The association is continuing to work closely with the Department for Environment Food and Rural Affairs (DEFRA) on some issues. But, according to chief executive Zoe Davies, there is still a lack of understanding within the department and across Government about the severity of the situation.
“While we are making progress in some areas, time is now running short and we need more urgency and engagement from across Government before it is simply too late,” Davies said.
“As things stand, on top of the growing disruption caused by COVID-19, the UK pig sector faces the very real prospects of being unable to continue the vitally important trade in breeding stock to the EU and of severe delays, added costs and reduced market access for our pork exports. The impact could be devastating.”
Davies pointed out that in many cases, the issues would affect the industry whether or not we have a deal in place with the EU on January 1, 2021.
Dr Davies added: “It is extremely frustrating. As an association and as an industry, we always try to be prepared and remain optimistic, and still believe there is time to resolve at least some of these issues and minimise the negative impacts the new trading arrangements will create.
“We will continue to strive to get solutions, but we need better engagement and answers from across Government and fast. Our message is that we are facing a very real threat to the viability of the UK pig sector and we must do all we can, collectively, to avoid serious disruption.”
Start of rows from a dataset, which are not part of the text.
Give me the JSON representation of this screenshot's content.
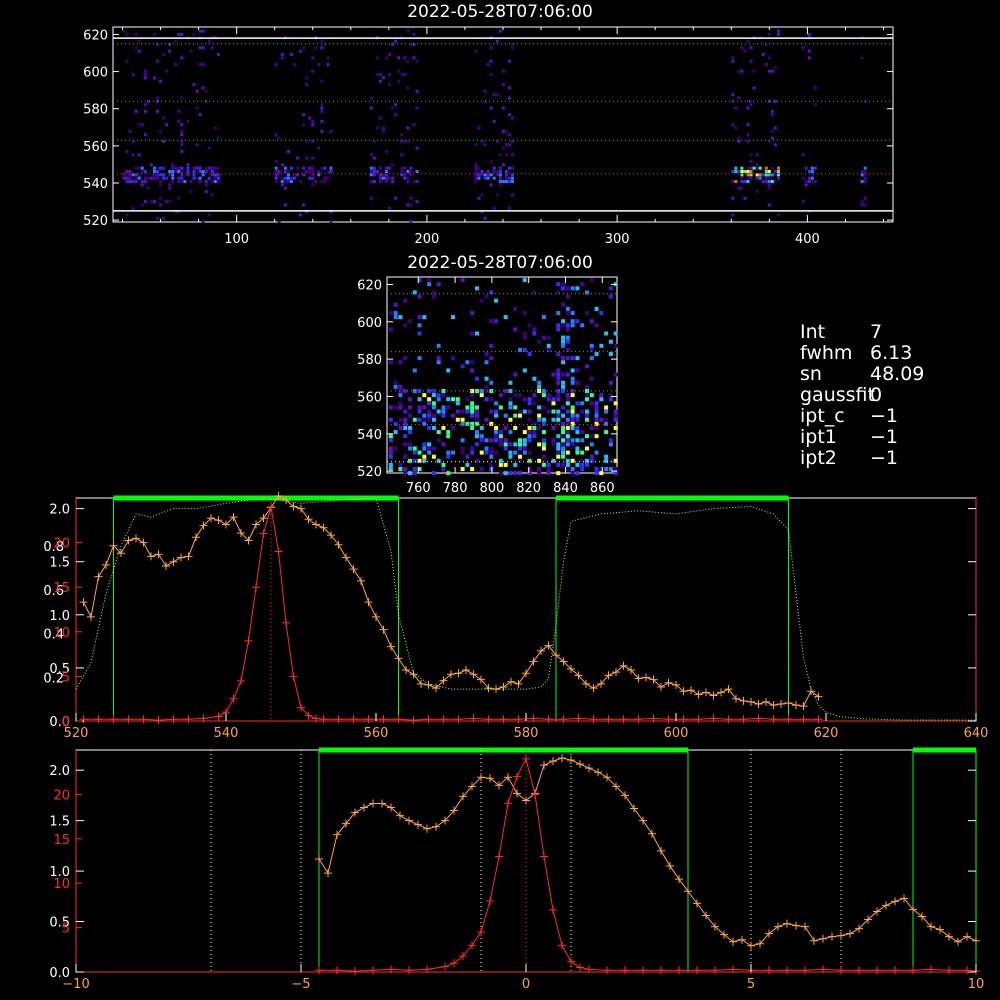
{
  "top_title": "2022-05-28T07:06:00",
  "mid_title": "2022-05-28T07:06:00",
  "info": {
    "rows": [
      {
        "key": "Int",
        "value": "7"
      },
      {
        "key": "fwhm",
        "value": "6.13"
      },
      {
        "key": "sn",
        "value": "48.09"
      },
      {
        "key": "gaussfit",
        "value": "0"
      },
      {
        "key": "ipt_c",
        "value": "−1"
      },
      {
        "key": "ipt1",
        "value": "−1"
      },
      {
        "key": "ipt2",
        "value": "−1"
      }
    ]
  },
  "colors": {
    "axis": "#ffffff",
    "orange": "#ffa63a",
    "red": "#ff2a2a",
    "green": "#00ff00",
    "green_dotted": "#a8ff7a",
    "blue_stripe": "#c8c8ff"
  },
  "chart_data": [
    {
      "type": "heatmap",
      "title": "2022-05-28T07:06:00",
      "xlim": [
        35,
        445
      ],
      "ylim": [
        519,
        624
      ],
      "x_ticks": [
        "100",
        "200",
        "300",
        "400"
      ],
      "y_ticks": [
        "520",
        "540",
        "560",
        "580",
        "600",
        "620"
      ],
      "emission_columns": [
        [
          40,
          90
        ],
        [
          120,
          150
        ],
        [
          170,
          195
        ],
        [
          225,
          245
        ],
        [
          360,
          385
        ],
        [
          397,
          405
        ],
        [
          428,
          431
        ]
      ],
      "line_center_y": 545,
      "guide_lines_y": [
        525,
        545,
        563,
        584,
        615,
        618
      ]
    },
    {
      "type": "heatmap",
      "title": "2022-05-28T07:06:00",
      "xlim": [
        743,
        868
      ],
      "ylim": [
        519,
        624
      ],
      "x_ticks": [
        "760",
        "780",
        "800",
        "820",
        "840",
        "860"
      ],
      "y_ticks": [
        "520",
        "540",
        "560",
        "580",
        "600",
        "620"
      ],
      "guide_lines_y": [
        525,
        545,
        563,
        584,
        615
      ]
    },
    {
      "type": "line",
      "xlim": [
        520,
        640
      ],
      "x_ticks": [
        "520",
        "540",
        "560",
        "580",
        "600",
        "620",
        "640"
      ],
      "y_ticks_left_white": [
        "0.0",
        "0.5",
        "1.0",
        "1.5",
        "2.0"
      ],
      "y_ticks_left_white2": [
        "0.2",
        "0.4",
        "0.6",
        "0.8"
      ],
      "y_ticks_left_red": [
        "0",
        "5",
        "10",
        "15",
        "20"
      ],
      "green_windows": [
        [
          525,
          563
        ],
        [
          584,
          615
        ]
      ],
      "center_line_x": 546,
      "series": [
        {
          "color": "orange",
          "x": [
            521,
            522,
            523,
            524,
            525,
            526,
            527,
            528,
            529,
            530,
            531,
            532,
            533,
            534,
            535,
            536,
            537,
            538,
            539,
            540,
            541,
            542,
            543,
            544,
            545,
            546,
            547,
            548,
            549,
            550,
            551,
            552,
            553,
            554,
            555,
            556,
            557,
            558,
            559,
            560,
            561,
            562,
            563,
            564,
            565,
            566,
            567,
            568,
            569,
            570,
            571,
            572,
            573,
            574,
            575,
            576,
            577,
            578,
            579,
            580,
            581,
            582,
            583,
            584,
            585,
            586,
            587,
            588,
            589,
            590,
            591,
            592,
            593,
            594,
            595,
            596,
            597,
            598,
            599,
            600,
            601,
            602,
            603,
            604,
            605,
            606,
            607,
            608,
            609,
            610,
            611,
            612,
            613,
            614,
            615,
            616,
            617,
            618,
            619
          ],
          "y": [
            1.12,
            0.98,
            1.36,
            1.47,
            1.65,
            1.58,
            1.7,
            1.72,
            1.68,
            1.55,
            1.57,
            1.46,
            1.5,
            1.54,
            1.55,
            1.73,
            1.84,
            1.91,
            1.89,
            1.85,
            1.92,
            1.77,
            1.7,
            1.85,
            1.91,
            2.01,
            2.12,
            2.08,
            2.02,
            2.0,
            1.9,
            1.85,
            1.82,
            1.75,
            1.66,
            1.54,
            1.43,
            1.32,
            1.12,
            0.98,
            0.86,
            0.7,
            0.59,
            0.48,
            0.44,
            0.35,
            0.34,
            0.31,
            0.38,
            0.44,
            0.45,
            0.48,
            0.44,
            0.39,
            0.31,
            0.3,
            0.32,
            0.37,
            0.35,
            0.45,
            0.56,
            0.66,
            0.71,
            0.62,
            0.56,
            0.49,
            0.43,
            0.35,
            0.31,
            0.35,
            0.43,
            0.46,
            0.52,
            0.48,
            0.4,
            0.41,
            0.39,
            0.32,
            0.36,
            0.34,
            0.28,
            0.29,
            0.25,
            0.27,
            0.24,
            0.27,
            0.3,
            0.21,
            0.19,
            0.18,
            0.16,
            0.18,
            0.15,
            0.16,
            0.17,
            0.15,
            0.14,
            0.28,
            0.23
          ]
        },
        {
          "color": "red",
          "x": [
            521,
            523,
            525,
            527,
            529,
            531,
            533,
            535,
            537,
            539,
            540,
            541,
            542,
            543,
            544,
            545,
            546,
            547,
            548,
            549,
            550,
            551,
            552,
            553,
            555,
            557,
            559,
            561,
            563,
            565,
            567,
            569,
            571,
            573,
            575,
            577,
            579,
            581,
            583,
            585,
            587,
            589,
            591,
            593,
            595,
            597,
            599,
            601,
            603,
            605,
            607,
            609,
            611,
            613,
            615,
            617,
            619
          ],
          "y": [
            0.2,
            0.2,
            0.2,
            0.2,
            0.2,
            0.1,
            0.2,
            0.2,
            0.3,
            0.5,
            1.0,
            2.5,
            4.5,
            9.0,
            15.0,
            21.0,
            24.0,
            19.0,
            11.0,
            5.0,
            1.5,
            0.6,
            0.3,
            0.2,
            0.2,
            0.2,
            0.2,
            0.2,
            0.2,
            0.1,
            0.2,
            0.2,
            0.2,
            0.3,
            0.2,
            0.2,
            0.2,
            0.3,
            0.2,
            0.2,
            0.3,
            0.2,
            0.2,
            0.2,
            0.2,
            0.3,
            0.2,
            0.2,
            0.2,
            0.3,
            0.2,
            0.2,
            0.3,
            0.2,
            0.2,
            0.2,
            0.2
          ]
        },
        {
          "color": "green_dotted",
          "x": [
            520,
            522,
            524,
            526,
            528,
            530,
            533,
            536,
            540,
            545,
            550,
            555,
            560,
            562,
            563,
            565,
            567,
            570,
            575,
            580,
            582,
            583,
            584,
            585,
            586,
            590,
            595,
            600,
            605,
            610,
            613,
            615,
            616,
            617,
            618,
            619,
            620,
            622,
            625,
            630,
            635,
            640
          ],
          "y": [
            0.3,
            0.55,
            1.2,
            1.65,
            1.95,
            1.92,
            2.0,
            2.0,
            2.05,
            2.1,
            2.05,
            2.08,
            2.1,
            1.6,
            1.0,
            0.45,
            0.35,
            0.3,
            0.3,
            0.3,
            0.32,
            0.4,
            0.9,
            1.5,
            1.88,
            1.95,
            1.98,
            1.95,
            2.0,
            2.02,
            1.95,
            1.8,
            1.2,
            0.6,
            0.3,
            0.15,
            0.08,
            0.04,
            0.02,
            0.01,
            0.01,
            0.01
          ]
        }
      ]
    },
    {
      "type": "line",
      "xlim": [
        -10,
        10
      ],
      "x_ticks": [
        "−10",
        "−5",
        "0",
        "5",
        "10"
      ],
      "y_ticks_left_white": [
        "0.0",
        "0.5",
        "1.0",
        "1.5",
        "2.0"
      ],
      "y_ticks_left_red": [
        "5",
        "10",
        "15",
        "20"
      ],
      "green_windows": [
        [
          -4.6,
          3.6
        ],
        [
          8.6,
          10
        ]
      ],
      "dotted_white_x": [
        -7,
        -5,
        -1,
        1,
        5,
        7
      ],
      "center_line_x": 0,
      "series": [
        {
          "color": "orange",
          "x": [
            -4.6,
            -4.4,
            -4.2,
            -4.0,
            -3.8,
            -3.6,
            -3.4,
            -3.2,
            -3.0,
            -2.8,
            -2.6,
            -2.4,
            -2.2,
            -2.0,
            -1.8,
            -1.6,
            -1.4,
            -1.2,
            -1.0,
            -0.8,
            -0.6,
            -0.4,
            -0.2,
            0.0,
            0.2,
            0.4,
            0.6,
            0.8,
            1.0,
            1.2,
            1.4,
            1.6,
            1.8,
            2.0,
            2.2,
            2.4,
            2.6,
            2.8,
            3.0,
            3.2,
            3.4,
            3.6,
            3.8,
            4.0,
            4.2,
            4.4,
            4.6,
            4.8,
            5.0,
            5.2,
            5.4,
            5.6,
            5.8,
            6.0,
            6.2,
            6.4,
            6.6,
            6.8,
            7.0,
            7.2,
            7.4,
            7.6,
            7.8,
            8.0,
            8.2,
            8.4,
            8.6,
            8.8,
            9.0,
            9.2,
            9.4,
            9.6,
            9.8,
            10.0
          ],
          "y": [
            1.12,
            0.98,
            1.36,
            1.47,
            1.58,
            1.63,
            1.67,
            1.67,
            1.63,
            1.55,
            1.5,
            1.46,
            1.42,
            1.44,
            1.5,
            1.6,
            1.74,
            1.84,
            1.93,
            1.92,
            1.85,
            1.93,
            1.77,
            1.7,
            1.77,
            2.05,
            2.09,
            2.12,
            2.1,
            2.06,
            2.02,
            1.98,
            1.93,
            1.84,
            1.75,
            1.62,
            1.5,
            1.37,
            1.2,
            1.05,
            0.92,
            0.8,
            0.68,
            0.56,
            0.45,
            0.37,
            0.3,
            0.32,
            0.26,
            0.28,
            0.38,
            0.45,
            0.48,
            0.46,
            0.45,
            0.31,
            0.33,
            0.35,
            0.36,
            0.38,
            0.43,
            0.52,
            0.6,
            0.66,
            0.7,
            0.73,
            0.62,
            0.55,
            0.45,
            0.42,
            0.35,
            0.3,
            0.35,
            0.31
          ]
        },
        {
          "color": "red",
          "x": [
            -4.6,
            -4.2,
            -3.8,
            -3.4,
            -3.0,
            -2.6,
            -2.2,
            -1.8,
            -1.6,
            -1.4,
            -1.2,
            -1.0,
            -0.8,
            -0.6,
            -0.4,
            -0.2,
            0.0,
            0.2,
            0.4,
            0.6,
            0.8,
            1.0,
            1.2,
            1.4,
            1.8,
            2.2,
            2.6,
            3.0,
            3.4,
            3.8,
            4.2,
            4.6,
            5.0,
            5.4,
            5.8,
            6.2,
            6.6,
            7.0,
            7.4,
            7.8,
            8.2,
            8.6,
            9.0,
            9.4,
            9.8,
            10.0
          ],
          "y": [
            0.2,
            0.2,
            0.1,
            0.2,
            0.3,
            0.2,
            0.3,
            0.6,
            1.0,
            1.8,
            3.0,
            4.5,
            8.0,
            13.0,
            19.0,
            22.0,
            24.0,
            20.0,
            13.0,
            7.0,
            3.0,
            1.2,
            0.5,
            0.3,
            0.2,
            0.2,
            0.2,
            0.2,
            0.2,
            0.2,
            0.2,
            0.3,
            0.2,
            0.2,
            0.2,
            0.2,
            0.3,
            0.2,
            0.2,
            0.2,
            0.2,
            0.2,
            0.3,
            0.2,
            0.2,
            0.1
          ]
        }
      ]
    }
  ]
}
Issues in detail
- No EU Border Control Posts (BCPs) for live animal exports: BCPs will be needed to check everything exported after January 1. There are currently no BCPs at any seaports nearby that will accept live animals (this includes France, Belgium and the Netherlands). Unless that changes, the NPA claims the UK will be unable to export breeding stock to the EU, which will not only impact the viability of our breeding companies but have a knock-on impact on the productivity and biosecurity of the entire herd.
- Support with BCPs: DEFRA has left it to the industry to engage with EU ports to encourage them to register as BCPs and put in the required facilities. "There has been no interest from the Government in helping us engage at either Commission or Member State level," the NPA stated.
- No BCPs for live imports: There are no seaport BCPs in the UK at present either. DEFRA has pointed out that, as it is phasing in import checks, these won’t be needed until July. However, the NPA stated: "We will need to know well in advance what the exact requirements will be for testing and inspection, while any port operating as a BCP will require time to put the necessary infrastructure in place."
- Delays at ports: The extra bureaucracy and checks required could result in long queues at ports, particularly in Kent. "While the Government has prepared some plans for hold-ups, currently livestock and meat are not on the priority list for movement through Dover – which is completely unworkable," according to the NPA.
- Veterinary resources: There will potentially be a requirement for 500% more certification checks on live animals and meat products. The industry is still waiting for an indication of whether or not the significant extra veterinary resource required can be met.
- Haulier concerns: Hauliers will require separate authorisations and qualifications in both the EU and UK. There is still a complete lack of clarity as to how companies will be able to register and hold multiple authorisations without adding huge cost.
- Great Britain (GB)-Northern Ireland (NI) movements: There is still a total lack of information on the movement of goods and animals from GB to NI on, for example, the level of checks, the potential for delays or detail on goods deemed ‘at risk’.
- Pork from the Republic of Ireland (ROI), processed in NI: The NPA has expressed concern that meat from pigs coming from the ROI but processed in NI can bear the NI origin mark and flow into GB.
- COVID concerns: The NPA claims it has seen no modelling from DEFRA on how COVID-19 outbreaks could impact on staffing levels at ports both on the UK and French sides – and what contingency plans are being put in place.